WHAT TO DO: An exact reproduction of the data below is expected, free of images.

= = =

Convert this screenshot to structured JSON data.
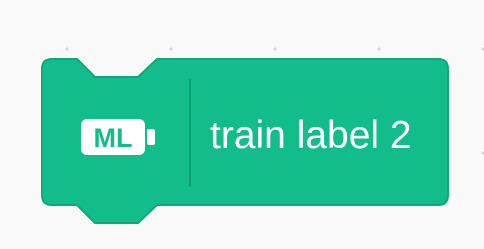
{
  "block": {
    "icon": "ml-icon",
    "icon_text": "ML",
    "label": "train label 2",
    "fill_color": "#13bd8b",
    "border_color": "#0fa87a",
    "divider_color": "#0f9f74",
    "text_color": "#ffffff"
  }
}
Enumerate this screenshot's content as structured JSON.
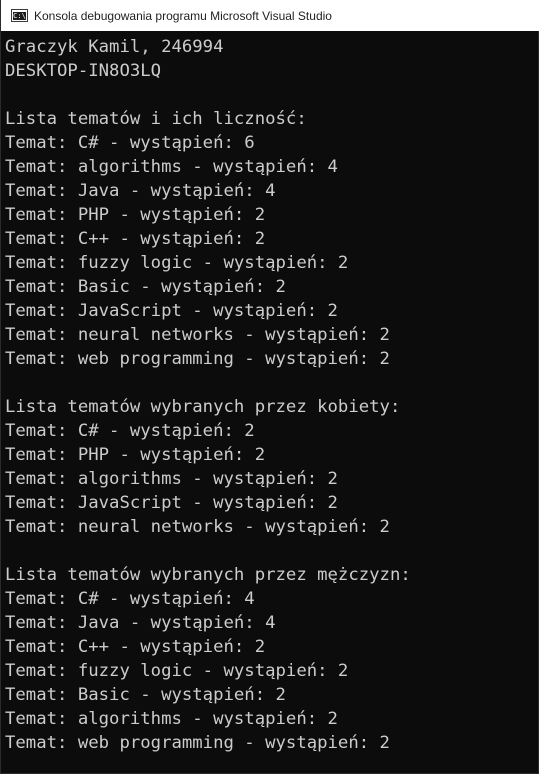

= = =

SOLVED PROBLEM:
Convert this screenshot to structured JSON data.
{
  "block": {
    "icon": "ml-icon",
    "icon_text": "ML",
    "label": "train label 2",
    "fill_color": "#13bd8b",
    "border_color": "#0fa87a",
    "divider_color": "#0f9f74",
    "text_color": "#ffffff"
  }
}
Enumerate this screenshot's content as structured JSON.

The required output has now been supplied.